Currently riding high in the BAFTA nominations, Sofia Coppola’s Lost in Translation comes as something of welcome relief in a season in which epics such as Cold Mountain and that vaguely popular film directed by Peter Jackson have dominated our screens. A story of two disparate people who – trapped in the alien culture of Tokyo – find that they have much in common, it’s a film in which stillness and silence become a focal point. Lost in Translation definitely starts the cinematic year with a bang. It’s just a very quiet bang, that’s all.
Bill Murray confirms his transition into a respected character actor, which began with such films as Rushmore and The Royal Tenenbaums, with his portrayal of embittered actor Bob Harris. Playing a man who finds his life has somewhat slipped away from him, Murray’s performance combines the laconic cynicism that made him such a huge star during the eighties with a world weary bitterness and anger. It’s certainly one of the most engaging characters that he’s ever brought to the screen, and one that may bag him more than a couple of trophies before the awards season is over.
However, the film is very much a two-hander. At the opposite end to Bob is Johansson’s Charlotte, a young married girl who finds herself trapped in the cold (and surreal) environs of a Tokyo hotel whilst her photographer husband (Giovanni Ribisi) goes on numerous photoshoots. Her youth belies the fact that, she too, feels that her life is on a road to nowhere. Thus, when they finally meet, Charlotte and Bob are something of a perfect match and yet totally different. They see in each other what they are missing in themselves. Johansson’s youth, beauty and gentle nature contrasts perfectly with the more cynical Murray. Taking a more relaxed approach to the situation she finds herself in, her quiet determination yet dwindling spirit evoke both joy and heartbreak as the movie rolls on .
Chekov once said "People eat their dinner, just eat their dinner, and in that moment their lives change." Sofia Coppola seems to have taken this maxim to heart in directing Lost in Translation. This is not a film about big moments, but the small pieces of life that make us what we are. A simple conversation between Bob and his wife about what colour the carpets in his study should be becomes a shattering insight into how withdrawn and jaded Bob has really become. Similarly, the film thrives on stillness and the observation of space, a brave move in a cinematic era in which rapid cuts and snappy dialogue seem to be the ultimate goal in movies.

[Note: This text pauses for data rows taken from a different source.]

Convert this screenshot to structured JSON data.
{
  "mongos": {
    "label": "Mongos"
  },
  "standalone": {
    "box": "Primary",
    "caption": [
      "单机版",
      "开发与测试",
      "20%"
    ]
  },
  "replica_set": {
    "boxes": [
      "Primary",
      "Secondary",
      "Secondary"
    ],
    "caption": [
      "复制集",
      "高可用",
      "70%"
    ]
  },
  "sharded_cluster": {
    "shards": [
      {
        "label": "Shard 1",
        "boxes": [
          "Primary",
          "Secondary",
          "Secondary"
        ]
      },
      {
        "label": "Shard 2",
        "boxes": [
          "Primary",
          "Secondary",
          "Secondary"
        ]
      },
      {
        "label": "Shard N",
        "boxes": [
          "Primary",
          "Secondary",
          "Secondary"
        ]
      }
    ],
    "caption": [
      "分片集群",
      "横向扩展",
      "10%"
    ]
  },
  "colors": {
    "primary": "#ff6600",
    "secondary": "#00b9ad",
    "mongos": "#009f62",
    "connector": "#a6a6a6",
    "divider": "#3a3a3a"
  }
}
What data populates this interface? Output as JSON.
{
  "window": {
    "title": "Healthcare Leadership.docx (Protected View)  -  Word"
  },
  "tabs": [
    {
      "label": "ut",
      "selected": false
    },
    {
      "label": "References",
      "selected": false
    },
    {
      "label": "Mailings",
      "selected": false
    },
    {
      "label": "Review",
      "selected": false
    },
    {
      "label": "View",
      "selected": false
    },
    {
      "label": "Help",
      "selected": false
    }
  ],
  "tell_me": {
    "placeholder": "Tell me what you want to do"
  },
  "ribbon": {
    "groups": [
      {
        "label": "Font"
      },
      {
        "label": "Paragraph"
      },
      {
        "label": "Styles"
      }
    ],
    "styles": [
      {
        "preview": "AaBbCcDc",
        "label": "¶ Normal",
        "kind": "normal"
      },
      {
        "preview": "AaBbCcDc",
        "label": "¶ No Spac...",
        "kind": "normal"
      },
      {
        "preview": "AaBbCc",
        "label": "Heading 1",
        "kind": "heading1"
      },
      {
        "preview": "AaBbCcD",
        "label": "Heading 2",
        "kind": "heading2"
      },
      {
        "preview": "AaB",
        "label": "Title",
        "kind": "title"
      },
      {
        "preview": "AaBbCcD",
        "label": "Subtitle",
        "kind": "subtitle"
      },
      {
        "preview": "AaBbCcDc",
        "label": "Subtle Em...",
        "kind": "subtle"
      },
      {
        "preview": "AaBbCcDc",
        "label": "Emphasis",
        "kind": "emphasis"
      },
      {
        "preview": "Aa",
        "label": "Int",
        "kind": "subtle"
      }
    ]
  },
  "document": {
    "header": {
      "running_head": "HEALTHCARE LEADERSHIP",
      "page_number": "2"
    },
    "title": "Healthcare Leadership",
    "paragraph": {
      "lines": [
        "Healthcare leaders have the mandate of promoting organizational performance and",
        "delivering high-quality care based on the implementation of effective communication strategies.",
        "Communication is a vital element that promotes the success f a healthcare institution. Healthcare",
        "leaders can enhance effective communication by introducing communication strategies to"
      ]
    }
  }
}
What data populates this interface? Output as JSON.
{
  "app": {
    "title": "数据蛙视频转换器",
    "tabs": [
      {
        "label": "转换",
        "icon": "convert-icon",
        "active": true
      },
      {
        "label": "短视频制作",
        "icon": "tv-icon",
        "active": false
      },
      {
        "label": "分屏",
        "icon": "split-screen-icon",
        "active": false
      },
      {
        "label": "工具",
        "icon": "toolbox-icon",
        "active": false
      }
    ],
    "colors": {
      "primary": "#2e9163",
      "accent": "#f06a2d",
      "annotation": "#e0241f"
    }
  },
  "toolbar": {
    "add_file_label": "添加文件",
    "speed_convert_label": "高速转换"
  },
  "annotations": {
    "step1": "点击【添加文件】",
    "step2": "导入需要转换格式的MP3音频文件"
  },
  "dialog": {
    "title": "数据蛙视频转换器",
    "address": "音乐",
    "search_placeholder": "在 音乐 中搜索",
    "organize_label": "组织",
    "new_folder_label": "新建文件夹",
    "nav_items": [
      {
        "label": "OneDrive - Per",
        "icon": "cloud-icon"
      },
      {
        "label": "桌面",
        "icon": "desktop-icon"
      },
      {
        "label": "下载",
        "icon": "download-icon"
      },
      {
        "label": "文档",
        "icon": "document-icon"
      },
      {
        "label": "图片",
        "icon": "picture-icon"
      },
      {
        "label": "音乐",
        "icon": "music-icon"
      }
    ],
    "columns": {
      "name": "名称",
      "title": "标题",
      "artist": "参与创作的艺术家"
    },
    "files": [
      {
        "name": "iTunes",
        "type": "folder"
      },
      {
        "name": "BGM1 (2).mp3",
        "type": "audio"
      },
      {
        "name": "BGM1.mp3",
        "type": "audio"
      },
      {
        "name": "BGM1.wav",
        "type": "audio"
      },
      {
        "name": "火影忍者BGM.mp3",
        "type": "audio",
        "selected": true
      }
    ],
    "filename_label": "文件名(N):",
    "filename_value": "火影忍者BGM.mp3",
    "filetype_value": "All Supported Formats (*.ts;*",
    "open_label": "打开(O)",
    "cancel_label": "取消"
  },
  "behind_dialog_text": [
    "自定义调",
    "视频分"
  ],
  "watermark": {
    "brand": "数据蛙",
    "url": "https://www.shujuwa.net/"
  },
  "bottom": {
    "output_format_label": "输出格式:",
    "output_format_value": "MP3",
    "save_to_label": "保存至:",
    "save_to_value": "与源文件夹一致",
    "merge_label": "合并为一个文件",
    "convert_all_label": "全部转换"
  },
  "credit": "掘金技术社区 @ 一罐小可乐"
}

This is not to say that the film is not without its humour. Indeed, there are some wonderful moments of slapstick (Murray completely failing to use a running machine properly) and some mesmerising exchanges between Bob and Charlotte. Its combined effect creates a film that is both heart-wrenching and uplifting and, whilst we remain unsure whether the characters will ever find themselves again, its certainly an moving experience accompanying them on their journey.